This is the second post in the series about public codes.

Effective Field Theories (EFTs) are powerful tools to simplify the analysis of physics beyond the Standard Model (SM). At energies well below the scale of the new physics, all the information about new particles is contained in the Wilson coefficients (WCs) of dimension-6 operators. The comparison to experiment – in general, a huge number of precision measurements in processes at various energy scales – can then be performed as function of these Wilson coefficients. Importantly, this only has to be done once and for all. Testing a new model then amounts to only computing the Wilson coefficients and plugging them into the *model-independent* phenomenology “machinery”.

## Matching, running & translation

Even before computing the actual experimental observables however, within the EFT one needs to take care of the *matching and running* of the WCs:

- Since the energy scale of the measured processes is much lower (by assumption) than the scale of the new particles’ masses, one needs to
*run*the WCs by solving their renormalization group (RG) equations to resum large logarithms of this mass hierarchy. - Since the new particles are much heavier (by assumption) than the SM bosons, the appropriate EFT is SMEFT, the SM-gauge-invariant dimension-6 extension of the SM. For low-energy processes (like flavour physics), the appropriate EFT is instead the “weak effective theory” (WET) where the heavy SM particles are integrated out and where the only gauge symmetries are QCD and QED. To convert the WCs from SMEFT to WET, one needs to
*match*the two EFTs.

Moreover, it can be convenient to work in different bases within a given EFT, either because a particular basis is more convenient for a given process, or simply because different codes use different conventions. For this, it is necessary to implement *translations* between pairs of bases.

## Wilson: overview

Wilson is a Python package that performs this matching, running & translation in SMEFT and WET. The representation, input & output of WCs is built on the WCxf format described in the last post. It implements:

- The one-loop RG evolution in SMEFT for
*all*dimension-6 operators. This is directly derived from the DsixTools Mathematica package. - The tree-level matching from SMEFT to WET for
*all*dimension-6 operators. This is based on the results of this paper. - The one-loop QCD & QED running in WET for
*all*dimension-6 operators. This is based on the results of this paper. - Translations between most of the bases defined in WCxf.

Wilson was described in this paper with Jason Aebischer and Jacky Kumar. You can find the source code repository on Github – pull requests welcome!

## Simple example

Using the code is easiest through the `Wilson`

class and its `match_run`

method. Say you want to explain a deviation from the SM in $R_K$ through a NP effect in the SMEFT Warsaw-basis operator $[O_{lq}^{(1)}]_{2223}$. Then you could do

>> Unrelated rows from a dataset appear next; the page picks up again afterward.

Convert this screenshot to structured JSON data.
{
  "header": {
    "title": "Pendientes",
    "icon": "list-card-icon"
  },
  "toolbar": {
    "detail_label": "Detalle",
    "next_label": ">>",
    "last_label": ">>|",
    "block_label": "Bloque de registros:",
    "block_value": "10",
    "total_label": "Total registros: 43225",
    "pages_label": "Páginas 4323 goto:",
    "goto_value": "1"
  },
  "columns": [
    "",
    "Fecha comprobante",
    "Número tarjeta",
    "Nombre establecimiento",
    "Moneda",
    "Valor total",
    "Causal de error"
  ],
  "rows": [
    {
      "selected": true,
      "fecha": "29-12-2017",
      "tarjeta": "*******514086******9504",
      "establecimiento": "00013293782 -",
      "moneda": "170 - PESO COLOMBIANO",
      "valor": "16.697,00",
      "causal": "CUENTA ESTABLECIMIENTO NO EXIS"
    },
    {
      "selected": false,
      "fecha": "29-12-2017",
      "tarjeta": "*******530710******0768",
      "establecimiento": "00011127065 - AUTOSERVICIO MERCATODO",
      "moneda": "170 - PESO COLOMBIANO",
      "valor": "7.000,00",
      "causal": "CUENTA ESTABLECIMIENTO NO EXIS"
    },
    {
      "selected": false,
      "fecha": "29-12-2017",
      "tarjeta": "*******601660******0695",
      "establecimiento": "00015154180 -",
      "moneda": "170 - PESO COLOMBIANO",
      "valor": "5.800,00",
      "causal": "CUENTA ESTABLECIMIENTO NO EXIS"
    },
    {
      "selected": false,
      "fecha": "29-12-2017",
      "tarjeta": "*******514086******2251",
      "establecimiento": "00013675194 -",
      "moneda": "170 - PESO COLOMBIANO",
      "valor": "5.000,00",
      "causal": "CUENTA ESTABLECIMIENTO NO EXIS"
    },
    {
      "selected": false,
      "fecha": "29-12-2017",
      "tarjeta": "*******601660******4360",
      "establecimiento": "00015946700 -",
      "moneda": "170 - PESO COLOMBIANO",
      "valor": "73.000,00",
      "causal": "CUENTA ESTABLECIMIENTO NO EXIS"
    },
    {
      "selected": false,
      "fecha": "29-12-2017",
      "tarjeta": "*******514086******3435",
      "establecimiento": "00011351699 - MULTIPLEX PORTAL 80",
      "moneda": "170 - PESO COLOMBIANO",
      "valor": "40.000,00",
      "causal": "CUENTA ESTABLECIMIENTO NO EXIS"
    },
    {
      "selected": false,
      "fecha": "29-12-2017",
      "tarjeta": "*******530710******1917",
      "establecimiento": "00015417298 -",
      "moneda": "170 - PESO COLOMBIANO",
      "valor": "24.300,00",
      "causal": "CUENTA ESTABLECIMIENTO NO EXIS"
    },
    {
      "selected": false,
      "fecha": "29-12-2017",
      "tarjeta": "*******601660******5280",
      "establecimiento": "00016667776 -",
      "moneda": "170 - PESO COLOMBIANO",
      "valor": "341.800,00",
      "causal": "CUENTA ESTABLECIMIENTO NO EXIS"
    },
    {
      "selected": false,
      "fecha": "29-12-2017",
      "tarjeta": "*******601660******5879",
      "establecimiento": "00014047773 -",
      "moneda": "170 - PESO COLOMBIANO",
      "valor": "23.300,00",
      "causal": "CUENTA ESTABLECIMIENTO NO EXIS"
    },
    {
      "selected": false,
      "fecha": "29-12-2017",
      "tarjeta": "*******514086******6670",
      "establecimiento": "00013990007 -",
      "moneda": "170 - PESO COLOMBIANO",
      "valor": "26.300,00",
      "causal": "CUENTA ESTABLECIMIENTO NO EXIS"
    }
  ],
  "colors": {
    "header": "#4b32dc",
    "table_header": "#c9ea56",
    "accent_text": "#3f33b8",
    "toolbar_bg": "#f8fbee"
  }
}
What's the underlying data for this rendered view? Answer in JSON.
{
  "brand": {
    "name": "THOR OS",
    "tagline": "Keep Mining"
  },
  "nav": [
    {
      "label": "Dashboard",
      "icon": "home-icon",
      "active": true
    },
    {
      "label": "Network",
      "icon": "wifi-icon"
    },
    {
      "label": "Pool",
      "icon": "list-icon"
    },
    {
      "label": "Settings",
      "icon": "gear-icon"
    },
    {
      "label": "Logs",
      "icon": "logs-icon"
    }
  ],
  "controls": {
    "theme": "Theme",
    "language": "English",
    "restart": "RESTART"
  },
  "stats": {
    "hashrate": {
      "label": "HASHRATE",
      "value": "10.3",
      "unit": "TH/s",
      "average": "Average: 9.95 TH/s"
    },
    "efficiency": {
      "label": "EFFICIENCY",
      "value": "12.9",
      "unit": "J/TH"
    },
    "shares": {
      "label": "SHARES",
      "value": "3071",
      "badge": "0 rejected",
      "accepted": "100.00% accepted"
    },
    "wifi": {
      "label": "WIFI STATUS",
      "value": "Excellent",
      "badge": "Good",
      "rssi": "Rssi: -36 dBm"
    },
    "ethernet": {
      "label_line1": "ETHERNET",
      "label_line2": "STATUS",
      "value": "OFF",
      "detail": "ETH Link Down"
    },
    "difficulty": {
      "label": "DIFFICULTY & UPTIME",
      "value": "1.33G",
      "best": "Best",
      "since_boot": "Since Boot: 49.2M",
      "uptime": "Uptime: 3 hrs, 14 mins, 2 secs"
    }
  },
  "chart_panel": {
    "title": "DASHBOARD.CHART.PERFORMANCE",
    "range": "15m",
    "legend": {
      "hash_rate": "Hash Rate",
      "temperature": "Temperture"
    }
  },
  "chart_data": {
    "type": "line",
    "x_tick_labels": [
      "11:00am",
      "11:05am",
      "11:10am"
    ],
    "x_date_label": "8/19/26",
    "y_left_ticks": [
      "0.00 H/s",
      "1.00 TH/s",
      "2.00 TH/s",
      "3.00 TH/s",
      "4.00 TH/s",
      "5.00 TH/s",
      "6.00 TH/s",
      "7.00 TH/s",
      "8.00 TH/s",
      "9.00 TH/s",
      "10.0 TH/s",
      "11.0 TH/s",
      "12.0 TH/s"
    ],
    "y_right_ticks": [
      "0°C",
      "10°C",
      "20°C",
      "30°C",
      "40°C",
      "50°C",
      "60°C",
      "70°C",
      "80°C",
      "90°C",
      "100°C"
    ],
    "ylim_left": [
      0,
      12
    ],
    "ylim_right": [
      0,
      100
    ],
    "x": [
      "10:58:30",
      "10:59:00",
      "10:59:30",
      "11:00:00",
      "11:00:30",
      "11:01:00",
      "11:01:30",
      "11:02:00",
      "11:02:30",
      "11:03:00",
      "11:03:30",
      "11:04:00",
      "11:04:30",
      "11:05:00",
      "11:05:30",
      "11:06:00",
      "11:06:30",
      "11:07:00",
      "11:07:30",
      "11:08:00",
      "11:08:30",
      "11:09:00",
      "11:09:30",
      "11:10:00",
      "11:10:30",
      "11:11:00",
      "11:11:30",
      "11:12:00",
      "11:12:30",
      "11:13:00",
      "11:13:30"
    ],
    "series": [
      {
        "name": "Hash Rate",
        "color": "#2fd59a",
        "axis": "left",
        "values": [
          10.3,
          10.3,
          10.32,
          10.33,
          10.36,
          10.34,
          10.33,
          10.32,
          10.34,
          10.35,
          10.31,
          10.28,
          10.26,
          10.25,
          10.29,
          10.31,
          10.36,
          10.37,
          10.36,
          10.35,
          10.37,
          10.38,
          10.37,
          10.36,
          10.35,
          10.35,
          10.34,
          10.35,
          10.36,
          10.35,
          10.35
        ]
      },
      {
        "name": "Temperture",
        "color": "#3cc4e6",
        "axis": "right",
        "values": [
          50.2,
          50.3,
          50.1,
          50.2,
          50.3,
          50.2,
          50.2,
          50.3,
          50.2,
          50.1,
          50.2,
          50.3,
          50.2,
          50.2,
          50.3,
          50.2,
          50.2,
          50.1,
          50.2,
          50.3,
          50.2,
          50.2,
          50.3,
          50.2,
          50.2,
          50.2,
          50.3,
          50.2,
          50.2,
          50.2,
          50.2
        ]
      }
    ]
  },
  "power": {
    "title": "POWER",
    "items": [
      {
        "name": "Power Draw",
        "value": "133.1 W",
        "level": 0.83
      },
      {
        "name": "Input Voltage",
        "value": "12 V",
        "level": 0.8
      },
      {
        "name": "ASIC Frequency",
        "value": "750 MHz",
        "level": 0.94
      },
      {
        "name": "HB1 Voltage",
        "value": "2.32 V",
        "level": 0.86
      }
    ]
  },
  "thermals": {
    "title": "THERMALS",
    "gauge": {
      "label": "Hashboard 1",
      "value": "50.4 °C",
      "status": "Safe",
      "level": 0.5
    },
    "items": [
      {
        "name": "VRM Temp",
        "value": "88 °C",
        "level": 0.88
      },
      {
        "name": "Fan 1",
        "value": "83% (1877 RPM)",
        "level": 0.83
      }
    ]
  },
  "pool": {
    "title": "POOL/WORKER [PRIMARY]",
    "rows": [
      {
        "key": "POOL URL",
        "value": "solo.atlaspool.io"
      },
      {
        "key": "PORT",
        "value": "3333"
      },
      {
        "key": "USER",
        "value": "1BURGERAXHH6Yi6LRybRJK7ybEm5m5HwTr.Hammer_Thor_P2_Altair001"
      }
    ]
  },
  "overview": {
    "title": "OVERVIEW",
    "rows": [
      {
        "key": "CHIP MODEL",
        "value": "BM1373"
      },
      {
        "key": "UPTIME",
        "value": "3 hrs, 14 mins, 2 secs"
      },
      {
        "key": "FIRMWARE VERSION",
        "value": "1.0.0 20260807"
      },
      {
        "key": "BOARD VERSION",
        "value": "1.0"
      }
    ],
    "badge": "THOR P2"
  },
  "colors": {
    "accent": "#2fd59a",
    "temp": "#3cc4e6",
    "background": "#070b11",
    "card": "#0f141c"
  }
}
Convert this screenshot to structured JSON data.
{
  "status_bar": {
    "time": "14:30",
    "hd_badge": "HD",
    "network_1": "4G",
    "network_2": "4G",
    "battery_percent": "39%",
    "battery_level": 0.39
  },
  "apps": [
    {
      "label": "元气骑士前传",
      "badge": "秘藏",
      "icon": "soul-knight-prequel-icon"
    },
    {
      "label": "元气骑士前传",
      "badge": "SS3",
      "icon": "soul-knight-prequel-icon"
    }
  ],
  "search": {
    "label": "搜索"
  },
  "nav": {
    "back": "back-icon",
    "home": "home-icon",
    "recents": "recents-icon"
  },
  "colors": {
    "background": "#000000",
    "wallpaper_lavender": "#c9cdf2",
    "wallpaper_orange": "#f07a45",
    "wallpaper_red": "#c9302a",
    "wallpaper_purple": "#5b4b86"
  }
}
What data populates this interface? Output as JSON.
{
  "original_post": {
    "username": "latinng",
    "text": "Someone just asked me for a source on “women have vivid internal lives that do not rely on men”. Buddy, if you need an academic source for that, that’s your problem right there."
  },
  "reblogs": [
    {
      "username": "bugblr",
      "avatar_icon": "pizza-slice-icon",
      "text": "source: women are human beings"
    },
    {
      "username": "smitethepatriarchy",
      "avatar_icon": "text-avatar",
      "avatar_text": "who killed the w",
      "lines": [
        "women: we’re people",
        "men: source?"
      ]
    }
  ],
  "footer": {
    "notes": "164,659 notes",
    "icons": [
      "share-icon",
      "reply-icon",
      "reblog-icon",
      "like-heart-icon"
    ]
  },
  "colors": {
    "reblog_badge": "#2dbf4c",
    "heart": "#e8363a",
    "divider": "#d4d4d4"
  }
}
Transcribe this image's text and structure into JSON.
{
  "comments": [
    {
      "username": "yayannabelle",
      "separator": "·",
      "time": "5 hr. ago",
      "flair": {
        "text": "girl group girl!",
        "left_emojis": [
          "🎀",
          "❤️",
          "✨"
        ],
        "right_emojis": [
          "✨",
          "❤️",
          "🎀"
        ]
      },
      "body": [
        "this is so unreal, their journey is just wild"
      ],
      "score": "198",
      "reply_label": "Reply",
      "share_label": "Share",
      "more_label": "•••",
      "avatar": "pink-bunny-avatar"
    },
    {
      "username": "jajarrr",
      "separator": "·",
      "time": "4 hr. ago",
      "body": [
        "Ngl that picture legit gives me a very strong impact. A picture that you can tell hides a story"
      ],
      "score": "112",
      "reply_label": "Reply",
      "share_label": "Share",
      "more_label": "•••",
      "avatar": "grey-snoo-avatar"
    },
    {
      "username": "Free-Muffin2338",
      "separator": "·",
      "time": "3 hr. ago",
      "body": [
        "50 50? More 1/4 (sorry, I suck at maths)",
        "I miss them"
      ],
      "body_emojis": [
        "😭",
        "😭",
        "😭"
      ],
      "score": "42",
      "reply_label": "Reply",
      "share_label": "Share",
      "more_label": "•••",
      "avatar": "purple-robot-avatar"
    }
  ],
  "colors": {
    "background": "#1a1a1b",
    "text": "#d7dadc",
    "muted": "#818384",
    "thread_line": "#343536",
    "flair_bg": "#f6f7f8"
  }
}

from wilson import Wilson w = Wilson({'lq1_2223': 1e-9}, scale=1000, eft='SMEFT', basis='Warsaw') wc = w.match_run(scale=4.2, eft='WET', basis='flavio') print(wc['C9_bsmumu'])

The units of the Wilson coefficients are 1/GeV², the units of the scales are GeV, and the EFT and basis names are defined in WCxf. The names of all the Wilson coefficients in the different bases are listed in PDF files that you can download from the WCxf web site, see e.g. for the WET flavio basis.

In the above example, the SMEFT RG running from the 1 TeV scale down to the EW scale (including the extraction of the Standard Model parameters properly taking into account their shifts due to dimension-6 contributions), the matching to WET, translation to the “flavio” basis, and the QCD & QED running down to the *b* quark mass are all done automatically.

## Configuration

The package provides some configuration options that can be set with the `set_option`

(for a single instance) or `set_default_option`

(valid for all future instances) methods of the `Wilson`

class, for instance:

`smeft_accuracy`

can be set to`leadinglog`

(rather than the default`integrate`

) to use the less precise but much faster leading-log approximation to the SMEFT RG running`smeft_matchingscale`

can be used to set the scale where SMEFT is matched to WET (by default, the*Z*mass)

## Advanced use of the results

When a large number of non-zero WCs is returned, it is particularly useful to work with them as a `pandas.DataFrame`

. In the above example, this is achieved simply by accessing `wc.df`

. The data frame contains the real and imaginary parts of the WCs in the columns `Re`

and `Im`

. One can now use all the advanced features such as sorting and filtering. For instance, to get all the WCs with a sizable imaginary part, sorted by real part:

df = wc.df df = df[abs(df['Im']) > 1e-6] # WCs with large imaginary part df.sort_values('Re') # sort by real part